A green Jeep Varsity concept in its showcase Jeep booth at an auto show
Jeep Varsity | David Cooper/Toronto Star via Getty Images

It was a car-like hatchback with a shorter frame than the Cherokee but a wider wheelbase. The Jeep Varsity sported chunky 19-inch tires and nine inches of ground clearance. It had three drivetrain settings rooted in full-time 4WD and the new gen-signature 3.5L SOHC V6 boasting 300 hp. Aesthetically, though, it read less like a Jeep than the brand insisted. Its low curved roofline, stunted nose, and lobbed tail gave beasted blow-up furniture-era VW Jetta vibes.

Meant to serve urban dwellers in town and off-road, Jeep had very tangible aspirations for Varsity drivers. At the time, Tom Gale, executive vice president of product development and design at DaimlerChrysler, presented the brand’s lineup of concepts at Detroit. He hailed the Varsity as just as much of a Jeep as any other. We’re squinting at that one, but hindsight’s 20/20.

While the concept might look a bit silly, the actual spec sheet and features were quite capable. The product designer was quoted by MotorTrend: “The door handle could be rock climbing equipment and the vehicle compass and altitude sensor would fit nicely in a survival kit.”

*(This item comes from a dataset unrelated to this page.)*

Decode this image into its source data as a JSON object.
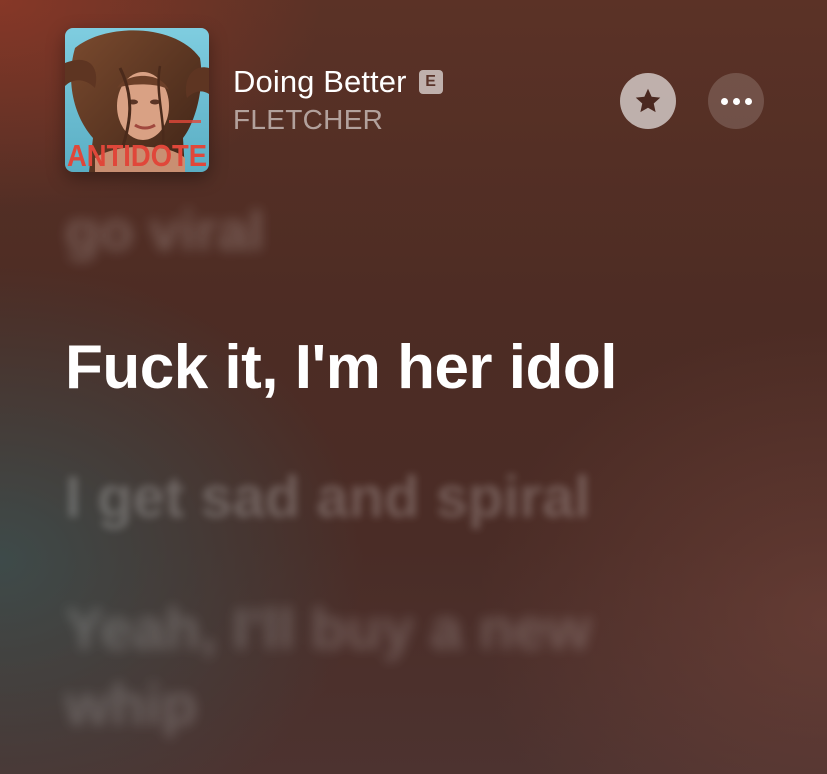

The 2000 Detroit Auto Show featured another Y2K milestone. The Pontiac Aztek was revealed and immediately considered the Varsity’s direct SUV competition. Love it or hate it, the Aztek did make it to production and continues to have a following today.

While the Varsity never saw any rocky ranges, its brief conceptual presence gives us pause. DaimlerChrysler was clearly bent on serving modern folk. This was a setup for the 2002 Jeep Liberty, which was designed to replace the Cherokee, including comforts appealing to a broader band of drivers. Boop-ability aside, the Jeep Varsity promised a blend of urban functionality with off-road prowess. At a minimum, it sure did challenge traditional perceptions of what a Jeep could be.